[Records from a data collection]
╭──

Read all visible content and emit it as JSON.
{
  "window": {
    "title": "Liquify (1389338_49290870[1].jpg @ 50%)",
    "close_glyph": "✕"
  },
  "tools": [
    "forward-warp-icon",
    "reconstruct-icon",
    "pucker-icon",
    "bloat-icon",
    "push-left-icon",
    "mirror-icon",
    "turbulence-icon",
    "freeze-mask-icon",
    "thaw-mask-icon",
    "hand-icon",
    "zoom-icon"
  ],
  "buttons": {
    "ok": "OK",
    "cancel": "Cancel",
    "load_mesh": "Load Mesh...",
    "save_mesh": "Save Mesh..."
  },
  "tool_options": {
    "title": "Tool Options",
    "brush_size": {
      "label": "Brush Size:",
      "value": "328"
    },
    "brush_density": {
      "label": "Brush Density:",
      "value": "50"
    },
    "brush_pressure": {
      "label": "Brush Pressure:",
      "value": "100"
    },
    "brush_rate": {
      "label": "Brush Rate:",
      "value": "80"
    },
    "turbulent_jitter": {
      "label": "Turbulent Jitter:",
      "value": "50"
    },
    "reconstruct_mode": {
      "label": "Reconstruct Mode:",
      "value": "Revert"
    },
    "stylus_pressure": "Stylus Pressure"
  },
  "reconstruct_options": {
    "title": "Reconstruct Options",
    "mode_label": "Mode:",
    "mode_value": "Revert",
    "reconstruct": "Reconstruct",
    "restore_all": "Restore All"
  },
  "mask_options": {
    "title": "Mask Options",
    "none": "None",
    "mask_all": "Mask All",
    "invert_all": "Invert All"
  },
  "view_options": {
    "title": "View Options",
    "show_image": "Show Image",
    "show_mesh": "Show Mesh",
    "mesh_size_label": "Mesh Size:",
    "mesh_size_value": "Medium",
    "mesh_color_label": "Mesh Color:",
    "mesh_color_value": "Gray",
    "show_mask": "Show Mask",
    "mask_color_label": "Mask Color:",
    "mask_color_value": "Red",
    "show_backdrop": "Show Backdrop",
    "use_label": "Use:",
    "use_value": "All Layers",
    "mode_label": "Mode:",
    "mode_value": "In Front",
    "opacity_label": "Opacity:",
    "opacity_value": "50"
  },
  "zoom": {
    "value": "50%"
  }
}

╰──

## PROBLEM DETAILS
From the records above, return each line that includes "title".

## SOLUTION TO THE PROBLEM
    "title": "Liquify (1389338_49290870[1].jpg @ 50%)",
    "title": "Tool Options",
    "title": "Reconstruct Options",
    "title": "Mask Options",
    "title": "View Options",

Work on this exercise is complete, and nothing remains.